In a painstakingly detailed investigation, the Bangor Daily News (BDN) has pulled back the curtain, exposing the LePage administration’s maneuvering to undermine the federally funded Temporary Assistance to Needy Families (TANF) program, “the federal government’s primary mechanism for delivering cash assistance and work support to low-income families with children.” The BDN found that the administration’s effort includes spending $7.8 million “in ways that run afoul of federal law.” It also revealed that LePage’s attempt to reinterpret TANF has come at the expense of needy families including nearly 16,000 Maine children.
The federal government appropriates more than $78 million annually for TANF in Maine. The BDN found that rather than spend a substantial portion of these funds as federal law intends, the Maine Department of Health and Human Services (DHHS) has “quietly” set aside $110 million in unspent TANF funds (more than the balance in the state’s “rainy day” fund) and proposed using some of this the money instead on programs for seniors and the disabled.
The BDN adds that the federal statute governing TANF expenditures “forbids states from taking a pool of funds earmarked for one population (low-income families with kids) and spending it on an entirely different demographic (elderly and disabled residents).”
More to the point, the BDN found that since DHHS implemented a LePage rule change to limit to five years the lifetime amount of time people (including children) could receive TANF benefits, the number of Maine TANF cases fell from 13,320 to 5,195. The number of Maine children receiving TANF benefits plummeted from more than 24,500 to 8,500. To put that in perspective the BDN noted:
Even as the economy has begun to recover, statewide poverty rates haven’t improved. Child poverty is still higher than it was before the recession, and extreme poverty among the state’s children — those living in families with incomes at half the federal poverty level — has grown.

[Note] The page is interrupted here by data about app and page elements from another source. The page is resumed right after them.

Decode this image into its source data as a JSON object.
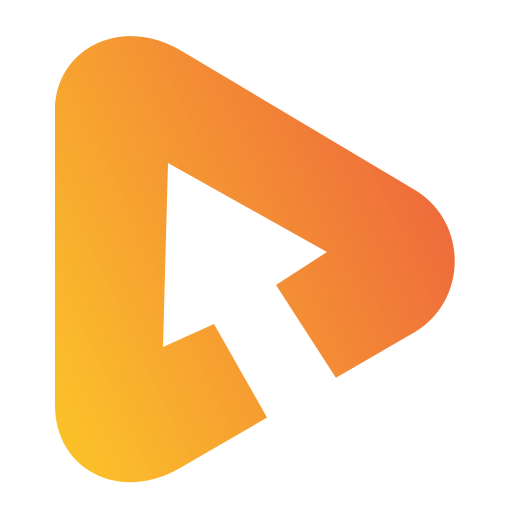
{
  "logo": {
    "icon": "play-cursor-logo-icon",
    "colors": {
      "gradient_start": "#FBBF2A",
      "gradient_end": "#EE6A3C",
      "cutout": "#FFFFFF",
      "background": "#FFFFFF"
    }
  }
}
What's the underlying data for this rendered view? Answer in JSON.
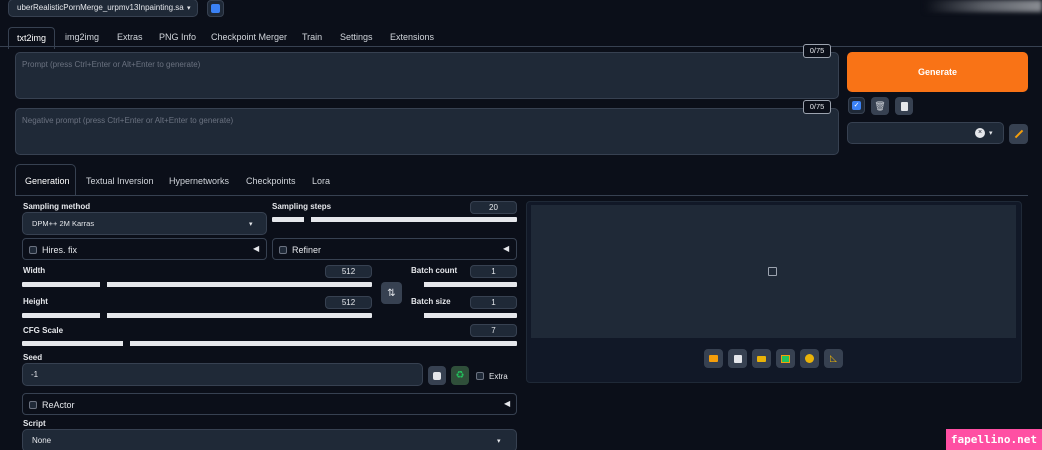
{
  "model": {
    "selected": "uberRealisticPornMerge_urpmv13Inpainting.sa"
  },
  "tabs": [
    "txt2img",
    "img2img",
    "Extras",
    "PNG Info",
    "Checkpoint Merger",
    "Train",
    "Settings",
    "Extensions"
  ],
  "prompt": {
    "placeholder": "Prompt (press Ctrl+Enter or Alt+Enter to generate)",
    "counter": "0/75"
  },
  "negative": {
    "placeholder": "Negative prompt (press Ctrl+Enter or Alt+Enter to generate)",
    "counter": "0/75"
  },
  "generate_label": "Generate",
  "subtabs": [
    "Generation",
    "Textual Inversion",
    "Hypernetworks",
    "Checkpoints",
    "Lora"
  ],
  "sampling": {
    "method_label": "Sampling method",
    "method_value": "DPM++ 2M Karras",
    "steps_label": "Sampling steps",
    "steps_value": "20",
    "steps_fraction": 0.13
  },
  "hires_label": "Hires. fix",
  "refiner_label": "Refiner",
  "width": {
    "label": "Width",
    "value": "512"
  },
  "height": {
    "label": "Height",
    "value": "512"
  },
  "batch_count": {
    "label": "Batch count",
    "value": "1"
  },
  "batch_size": {
    "label": "Batch size",
    "value": "1"
  },
  "cfg": {
    "label": "CFG Scale",
    "value": "7"
  },
  "seed": {
    "label": "Seed",
    "value": "-1",
    "extra_label": "Extra"
  },
  "reactor_label": "ReActor",
  "script": {
    "label": "Script",
    "value": "None"
  },
  "icons": {
    "swap": "swap-arrows-icon",
    "dice": "dice-icon",
    "recycle": "recycle-icon"
  },
  "watermark": "fapellino.net"
}
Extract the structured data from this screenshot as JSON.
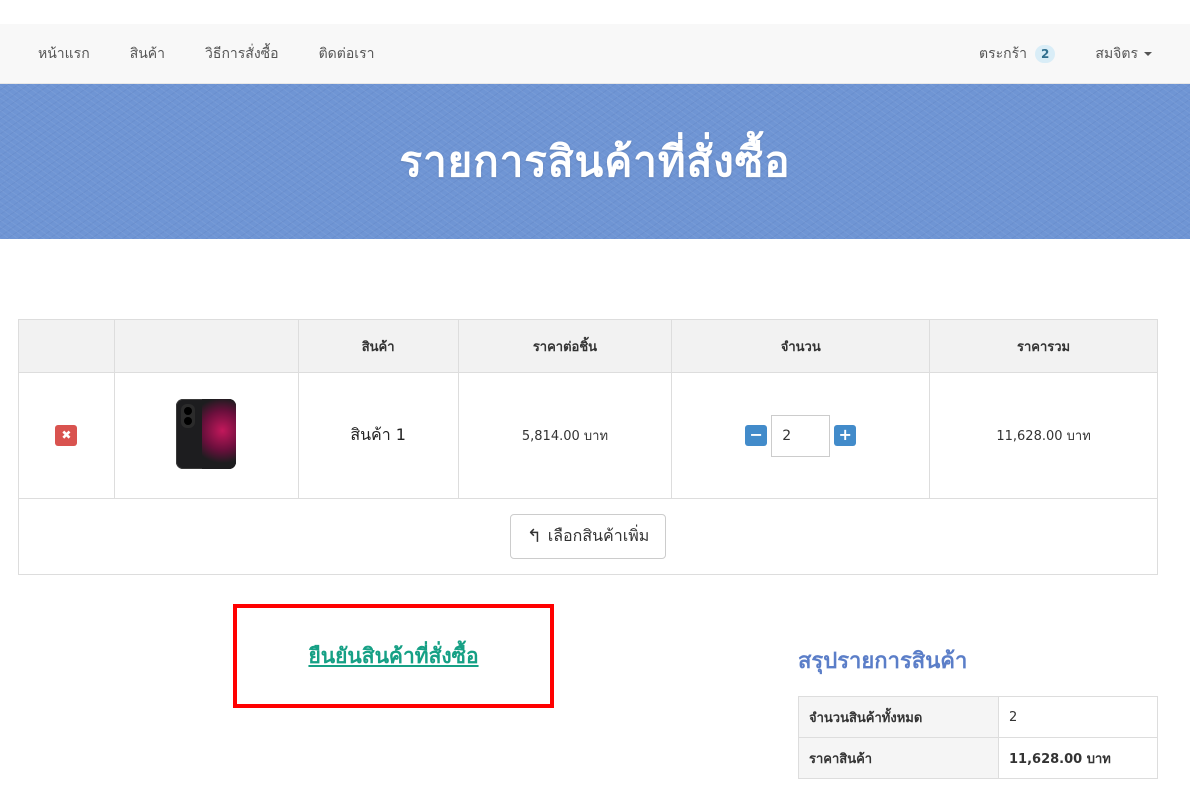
{
  "nav": {
    "items": [
      {
        "label": "หน้าแรก",
        "name": "nav-home"
      },
      {
        "label": "สินค้า",
        "name": "nav-products"
      },
      {
        "label": "วิธีการสั่งซื้อ",
        "name": "nav-how-to-order"
      },
      {
        "label": "ติดต่อเรา",
        "name": "nav-contact"
      }
    ],
    "cart_label": "ตระกร้า",
    "cart_count": "2",
    "user_label": "สมจิตร"
  },
  "banner": {
    "title": "รายการสินค้าที่สั่งซื้อ"
  },
  "cart": {
    "headers": [
      "",
      "",
      "สินค้า",
      "ราคาต่อชิ้น",
      "จำนวน",
      "ราคารวม"
    ],
    "rows": [
      {
        "remove_icon": "times-icon",
        "image_icon": "smartphone-image",
        "product": "สินค้า 1",
        "unit_price": "5,814.00 บาท",
        "quantity": "2",
        "total": "11,628.00 บาท"
      }
    ],
    "continue_button": "เลือกสินค้าเพิ่ม",
    "continue_icon": "reply-arrow-icon"
  },
  "confirm_link": "ยืนยันสินค้าที่สั่งซื้อ",
  "summary": {
    "title": "สรุปรายการสินค้า",
    "rows": [
      {
        "label": "จำนวนสินค้าทั้งหมด",
        "value": "2"
      },
      {
        "label": "ราคาสินค้า",
        "value": "11,628.00 บาท"
      }
    ]
  },
  "colors": {
    "banner": "#6f95d4",
    "remove": "#d9534f",
    "qty_button": "#428bca",
    "confirm_link": "#16a085",
    "highlight_border": "#ff0000",
    "summary_title": "#5b7ec8"
  }
}
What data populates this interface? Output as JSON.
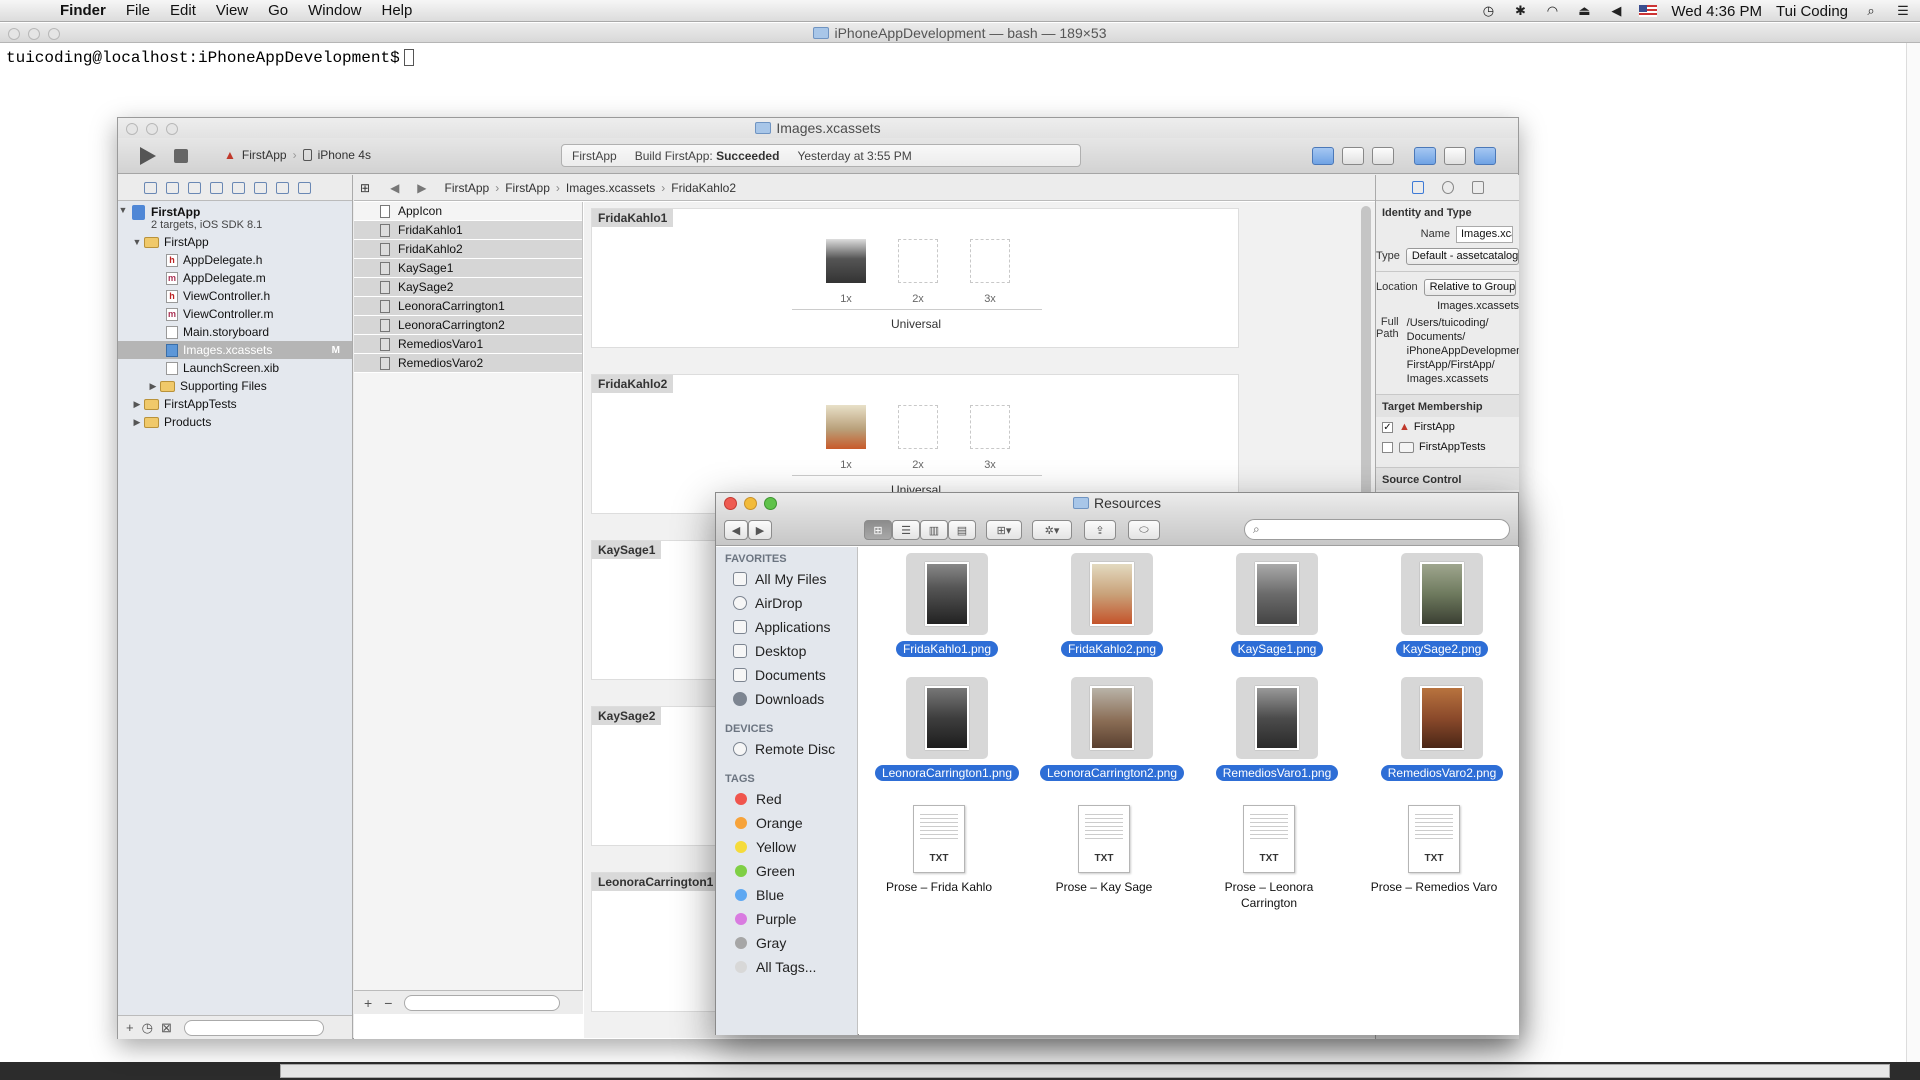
{
  "menubar": {
    "app": "Finder",
    "items": [
      "File",
      "Edit",
      "View",
      "Go",
      "Window",
      "Help"
    ],
    "clock": "Wed 4:36 PM",
    "user": "Tui Coding"
  },
  "terminal": {
    "title": "iPhoneAppDevelopment — bash — 189×53",
    "prompt": "tuicoding@localhost:iPhoneAppDevelopment$"
  },
  "xcode": {
    "title": "Images.xcassets",
    "scheme": "FirstApp",
    "device": "iPhone 4s",
    "activity": {
      "target": "FirstApp",
      "build_label": "Build FirstApp:",
      "build_status": "Succeeded",
      "time": "Yesterday at 3:55 PM"
    },
    "navigator": [
      {
        "label": "FirstApp",
        "sub": "2 targets, iOS SDK 8.1",
        "kind": "project"
      },
      {
        "label": "FirstApp",
        "kind": "folder"
      },
      {
        "label": "AppDelegate.h",
        "kind": "h"
      },
      {
        "label": "AppDelegate.m",
        "kind": "m"
      },
      {
        "label": "ViewController.h",
        "kind": "h"
      },
      {
        "label": "ViewController.m",
        "kind": "m"
      },
      {
        "label": "Main.storyboard",
        "kind": "file"
      },
      {
        "label": "Images.xcassets",
        "kind": "assets",
        "badge": "M"
      },
      {
        "label": "LaunchScreen.xib",
        "kind": "file"
      },
      {
        "label": "Supporting Files",
        "kind": "folder"
      },
      {
        "label": "FirstAppTests",
        "kind": "folder"
      },
      {
        "label": "Products",
        "kind": "folder"
      }
    ],
    "jumpbar": [
      "FirstApp",
      "FirstApp",
      "Images.xcassets",
      "FridaKahlo2"
    ],
    "assets": [
      "AppIcon",
      "FridaKahlo1",
      "FridaKahlo2",
      "KaySage1",
      "KaySage2",
      "LeonoraCarrington1",
      "LeonoraCarrington2",
      "RemediosVaro1",
      "RemediosVaro2"
    ],
    "sets": [
      {
        "name": "FridaKahlo1",
        "scales": [
          "1x",
          "2x",
          "3x"
        ],
        "idiom": "Universal"
      },
      {
        "name": "FridaKahlo2",
        "scales": [
          "1x",
          "2x",
          "3x"
        ],
        "idiom": "Universal"
      },
      {
        "name": "KaySage1"
      },
      {
        "name": "KaySage2"
      },
      {
        "name": "LeonoraCarrington1"
      }
    ],
    "inspector": {
      "section": "Identity and Type",
      "name_label": "Name",
      "name_value": "Images.xcassets",
      "type_label": "Type",
      "type_value": "Default - assetcatalog",
      "location_label": "Location",
      "location_value": "Relative to Group",
      "location_file": "Images.xcassets",
      "fullpath_label": "Full Path",
      "fullpath_lines": [
        "/Users/tuicoding/",
        "Documents/",
        "iPhoneAppDevelopment/",
        "FirstApp/FirstApp/",
        "Images.xcassets"
      ],
      "membership_section": "Target Membership",
      "targets": [
        "FirstApp",
        "FirstAppTests"
      ],
      "source_control": "Source Control"
    }
  },
  "finder": {
    "title": "Resources",
    "favorites_header": "FAVORITES",
    "favorites": [
      "All My Files",
      "AirDrop",
      "Applications",
      "Desktop",
      "Documents",
      "Downloads"
    ],
    "devices_header": "DEVICES",
    "devices": [
      "Remote Disc"
    ],
    "tags_header": "TAGS",
    "tags": [
      {
        "name": "Red",
        "color": "#f0554d"
      },
      {
        "name": "Orange",
        "color": "#f7a33a"
      },
      {
        "name": "Yellow",
        "color": "#f5db3b"
      },
      {
        "name": "Green",
        "color": "#7fcf45"
      },
      {
        "name": "Blue",
        "color": "#5ea8f2"
      },
      {
        "name": "Purple",
        "color": "#d97be0"
      },
      {
        "name": "Gray",
        "color": "#a6a6a6"
      },
      {
        "name": "All Tags...",
        "color": "#d8d8d8"
      }
    ],
    "images": [
      {
        "name": "FridaKahlo1.png",
        "tone": "#555"
      },
      {
        "name": "FridaKahlo2.png",
        "tone": "#c9a27a"
      },
      {
        "name": "KaySage1.png",
        "tone": "#6b6b6b"
      },
      {
        "name": "KaySage2.png",
        "tone": "#6e7a5e"
      },
      {
        "name": "LeonoraCarrington1.png",
        "tone": "#3e3e3e"
      },
      {
        "name": "LeonoraCarrington2.png",
        "tone": "#8a6d55"
      },
      {
        "name": "RemediosVaro1.png",
        "tone": "#4c4c4c"
      },
      {
        "name": "RemediosVaro2.png",
        "tone": "#8b4a2b"
      }
    ],
    "docs": [
      {
        "ext": "TXT",
        "name": "Prose – Frida Kahlo"
      },
      {
        "ext": "TXT",
        "name": "Prose – Kay Sage"
      },
      {
        "ext": "TXT",
        "name": "Prose – Leonora Carrington"
      },
      {
        "ext": "TXT",
        "name": "Prose – Remedios Varo"
      }
    ]
  }
}
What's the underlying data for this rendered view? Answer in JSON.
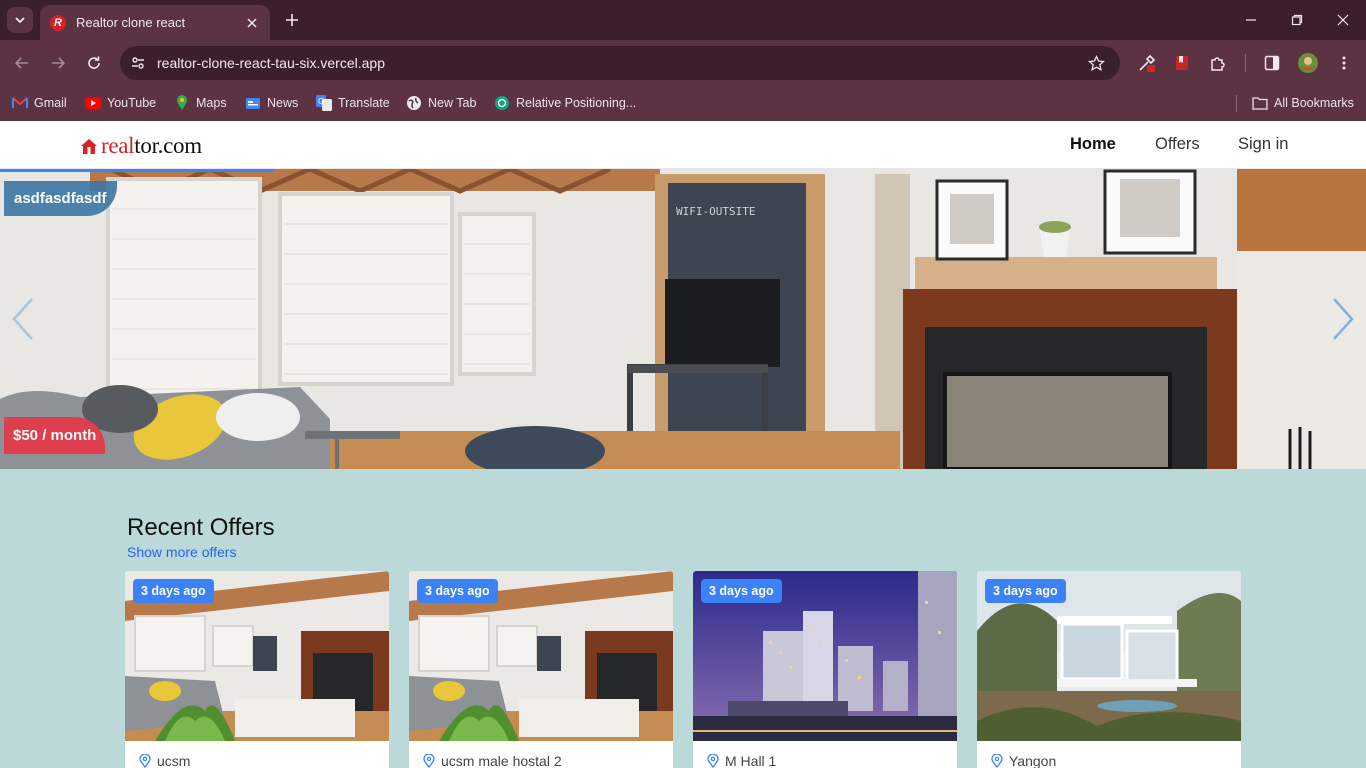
{
  "browser": {
    "tab_title": "Realtor clone react",
    "url": "realtor-clone-react-tau-six.vercel.app",
    "bookmarks": [
      {
        "label": "Gmail",
        "icon": "gmail-icon"
      },
      {
        "label": "YouTube",
        "icon": "youtube-icon"
      },
      {
        "label": "Maps",
        "icon": "maps-icon"
      },
      {
        "label": "News",
        "icon": "news-icon"
      },
      {
        "label": "Translate",
        "icon": "translate-icon"
      },
      {
        "label": "New Tab",
        "icon": "globe-icon"
      },
      {
        "label": "Relative Positioning...",
        "icon": "chatgpt-icon"
      }
    ],
    "all_bookmarks": "All Bookmarks"
  },
  "site": {
    "logo": {
      "part_red": "real",
      "part_dark": "tor.com"
    },
    "nav": {
      "home": "Home",
      "offers": "Offers",
      "sign_in": "Sign in"
    },
    "slider": {
      "name": "asdfasdfasdf",
      "price": "$50 / month",
      "progress": 0.2
    }
  },
  "recent": {
    "title": "Recent Offers",
    "more": "Show more offers",
    "cards": [
      {
        "badge": "3 days ago",
        "location": "ucsm",
        "image": "living-room"
      },
      {
        "badge": "3 days ago",
        "location": "ucsm male hostal 2",
        "image": "living-room"
      },
      {
        "badge": "3 days ago",
        "location": "M Hall 1",
        "image": "towers-night"
      },
      {
        "badge": "3 days ago",
        "location": "Yangon",
        "image": "glass-house"
      }
    ]
  },
  "colors": {
    "chrome_dark": "#3b1f2b",
    "chrome": "#5b3343",
    "page_bg": "#bcd9d9",
    "accent_blue": "#3b82f6",
    "brand_red": "#d92228"
  }
}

The newly released 2016 KIDS COUNT rankings on child well-being compiled by the Annie E. Casey Foundation show Maine slipping five places in one year — to 17th from 12th.
The LePage administration has repeatedly argued that its welfare reforms are aimed at “reprioritizing Maine’s welfare system to best serve our neediest elderly and disabled neighbors.” Rather than cutting programs that lift Maine families and children out of poverty, the governor would do better to support seniors and the disabled by revisiting his massive tax cuts that mostly benefit the wealthy.